Government leaders will gather again in NYC on July 10-11, 2014 to take stock of progress. Supporters of the Coalition will be attending the meeting and will raise the same concerns: COIC/COIN 2014 Statement CLICK HERE for background papers on the WHO website.
The Public Private Partnership approach follows the vision for future global governance outlined in the World Economic Forum’s Global Redesign Initiative (WEF-GRI). As outlined in the NGO letter on ICN2 – according to the WEF’s key global public issues can be removed from UN agencies’ agendas whenever they risk resulting in policies or regulations ‘unfriendly’ to profit maximisation. “Stakeholderisation” blunts necessary political conflicts, brings TNCs in as the indispensable ‘stakeholder’ in any policy-making arena. This risks a loss of democratic principles, diverts attention from the role of corporations in causing malnutrition, in all of its forms, and the urgent need for regulation.

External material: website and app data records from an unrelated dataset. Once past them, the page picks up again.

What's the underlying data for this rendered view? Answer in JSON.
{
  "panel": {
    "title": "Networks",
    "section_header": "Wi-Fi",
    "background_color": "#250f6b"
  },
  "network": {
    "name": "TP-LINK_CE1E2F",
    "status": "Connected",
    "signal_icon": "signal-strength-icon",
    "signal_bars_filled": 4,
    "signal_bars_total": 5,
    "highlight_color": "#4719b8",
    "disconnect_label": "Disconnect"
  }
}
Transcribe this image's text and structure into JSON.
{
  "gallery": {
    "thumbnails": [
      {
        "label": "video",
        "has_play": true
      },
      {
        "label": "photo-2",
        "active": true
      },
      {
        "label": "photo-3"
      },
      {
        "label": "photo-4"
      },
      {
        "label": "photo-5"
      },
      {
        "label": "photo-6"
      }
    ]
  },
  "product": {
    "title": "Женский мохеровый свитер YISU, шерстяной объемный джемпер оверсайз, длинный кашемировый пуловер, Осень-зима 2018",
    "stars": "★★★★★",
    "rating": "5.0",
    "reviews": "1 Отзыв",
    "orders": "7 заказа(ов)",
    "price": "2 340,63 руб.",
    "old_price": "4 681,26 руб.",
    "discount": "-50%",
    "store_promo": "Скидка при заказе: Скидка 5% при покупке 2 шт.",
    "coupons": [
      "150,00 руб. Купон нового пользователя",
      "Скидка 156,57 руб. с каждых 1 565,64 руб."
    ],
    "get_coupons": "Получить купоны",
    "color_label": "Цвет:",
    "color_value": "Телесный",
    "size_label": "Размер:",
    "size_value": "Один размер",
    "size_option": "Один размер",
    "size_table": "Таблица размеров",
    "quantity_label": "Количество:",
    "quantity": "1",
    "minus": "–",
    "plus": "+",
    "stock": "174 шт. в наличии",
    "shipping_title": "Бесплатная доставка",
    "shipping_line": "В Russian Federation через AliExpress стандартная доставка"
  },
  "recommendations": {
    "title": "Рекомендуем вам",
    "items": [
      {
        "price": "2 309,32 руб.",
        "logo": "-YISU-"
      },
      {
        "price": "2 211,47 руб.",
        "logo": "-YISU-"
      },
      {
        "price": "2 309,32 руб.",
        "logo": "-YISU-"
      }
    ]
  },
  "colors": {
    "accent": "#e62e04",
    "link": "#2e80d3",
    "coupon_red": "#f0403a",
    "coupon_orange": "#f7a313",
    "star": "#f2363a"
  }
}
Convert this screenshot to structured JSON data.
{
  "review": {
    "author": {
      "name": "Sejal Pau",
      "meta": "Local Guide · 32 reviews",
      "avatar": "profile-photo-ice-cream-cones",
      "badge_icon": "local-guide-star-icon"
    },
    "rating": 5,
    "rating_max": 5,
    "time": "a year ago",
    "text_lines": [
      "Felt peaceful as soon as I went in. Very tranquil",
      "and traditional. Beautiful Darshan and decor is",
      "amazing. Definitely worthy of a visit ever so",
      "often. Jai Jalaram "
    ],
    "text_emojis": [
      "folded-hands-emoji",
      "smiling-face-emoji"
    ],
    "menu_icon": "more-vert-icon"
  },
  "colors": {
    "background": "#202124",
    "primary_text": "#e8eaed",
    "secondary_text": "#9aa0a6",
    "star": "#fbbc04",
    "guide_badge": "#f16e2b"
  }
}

The COI statement was used in Informal interactive hearing with NGOs, civil society organizations, the private sector and academia on the prevention and control of non-communicable diseases on the 16th June. http://www.babymilkaction.org/archives/926
If you would like to join the Conflict of Interest Network please contact me for the Terms of Reference.
`TEXT of the Statement
* The Conflict of Interest Network (COIN) is the formally constituted organisation that builds on the Conflict of Interest Coalition Statement.
On the occasion of the Comprehensive Review and Assessment of the Progress achieved in the Prevention and Control of Non-communicable Diseases. General Assembly 10-11 July 2014
Call for reaffirmation of the 2011 Political Declaration and effective safeguards against conflicts of interest.
The Conflict of Interest Coalition/Network * was founded in June 2011 at this Assembly with a specific objective to help safeguard the United Nation’s integrity and independence and to ensure its ability to protect health and public health policy setting from commercial influence when dealing with policies related to noncommunicable diseases (NCDs).
Our ‘Statement of Concern’, sent to the UN President and the co-facilitators of the UN High Level Meeting on NCDs in September 2011, focuses on the lack of clarity regarding the role of corporations and their business interest associations in public policy-making and the urgent need to identify, manage and avoid conflicts of interest.
The Statement has been endorsed by 162 public health groups and networks representing more than 2,000 groups in most Member States and relates to the marketing of unhealthy foods, alcohol and tobacco products that continue to be a major contributor to the annual toll of 36 million deaths due to NCDs.
As new multi- and bi-lateral trade agreements are emerging, it is critically important that the UN and WHO, as the lead authority on this issue, support and defend Member States’ rights and duty to protect public health through effective legally-binding controls on marketing.
We are calling on the UN to recognize the need for clarity and action on both individual and institutional conflicts of interest and propose that the following definitions may be useful:
“[Individual] conflicts of interest are defined as circumstances that create a risk that professional judgements or actions regarding a primary interest will be unduly influenced by a secondary interest.”
“Institutional conflicts of interest arise when an institution’s own financial interest or those of its senior officials pose risks of undue influence on decisions involving the institution’s primary interests.” 1
1 Lo, B. and M. Field, Inst of Med. (US) Committee on Conflict of Interest in Medical Research, Education and Practice, Eds. (2009).